Trump, the man elected on the strength of his support in rural and exurban areas, lives smack dab in the middle of one of the world's most luxurious lanes. His neighbors include flagship locations of some of the biggest fashion and luxury brands in the world, and they pay some of the highest rents in the country to keep shop there. Gucci even keeps a location within Trump Tower. WWD reports that the protests have already cut into some of those boutique's sales. Many have closed up shop early, giving up on doing normal business altogether. Analysts meanwhile are already worried about the potential larger economic implications.
Though demonstrations have already cooled off, the Trump presidency could continue to prove a headache for the neighborhood throughout his term. The New York Times reports that Trump could continue to utilize the tower during his presidency. But, apparently, The Telegraph reports the Secret Service is trying to talk him out if it.
Under federal law, any President is allowed to designate another location as his temporary office. Not all presidents take advantage of the perk. Presidents Barack Obama and Bill Clinton never maintained private residences, but the George W. Bush, Ronald Reagan and Lyndon Johnson all kept ranches. Nixon kept his homes in California as well as a place in an island off Miami. The law allows federal money to be used to make security upgrades to the second office to keep the president safe.
That might not be too much of a concern when we're talking about a ranch in the middle of nowhere, but it gets much more complicated when you figure a Manhattan skyscraper into the equation.

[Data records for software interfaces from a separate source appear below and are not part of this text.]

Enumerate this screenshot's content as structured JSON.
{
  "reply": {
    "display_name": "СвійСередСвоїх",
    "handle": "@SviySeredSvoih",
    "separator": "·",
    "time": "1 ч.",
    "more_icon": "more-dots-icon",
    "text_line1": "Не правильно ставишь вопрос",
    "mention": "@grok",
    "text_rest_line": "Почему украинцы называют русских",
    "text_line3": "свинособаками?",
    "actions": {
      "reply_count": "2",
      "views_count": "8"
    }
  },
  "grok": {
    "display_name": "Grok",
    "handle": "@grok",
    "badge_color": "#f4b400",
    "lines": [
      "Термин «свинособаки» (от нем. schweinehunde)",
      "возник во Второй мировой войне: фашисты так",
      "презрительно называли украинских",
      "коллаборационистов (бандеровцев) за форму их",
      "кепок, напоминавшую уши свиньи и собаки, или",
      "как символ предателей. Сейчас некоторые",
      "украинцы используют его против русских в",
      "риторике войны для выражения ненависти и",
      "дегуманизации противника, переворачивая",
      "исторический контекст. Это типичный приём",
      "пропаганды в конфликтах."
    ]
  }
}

For one thing, the entire building might have to be retrofitted to withstand a terrorist attack. The New York Post reports that the Secret Service is even proposing closing off entire blocks around the tower when Trump is in town. The New York Police Department, however, is said to be arguing for a minimization of any major disruption to the neighborhood (and not to mention Manhattan traffic). In the meantime, dump trucks full of sand have been placed around the tower to protect it.
When you're a store used to catering to a clientele that gets chauffeured around in private cars, that's not exactly great for business, protests or not.
Of course, as those protests attest, the fate of a particular luxury shopping destination is far down on the list of very real fears people have about a Donald Trump presidency. But the comments of a police source who spoke to the Post about the NYPD's plan to minimize disruption does sound especially emblematic.
"It won’t be complete normality," the source said. "But it’ll be adjusted normality.”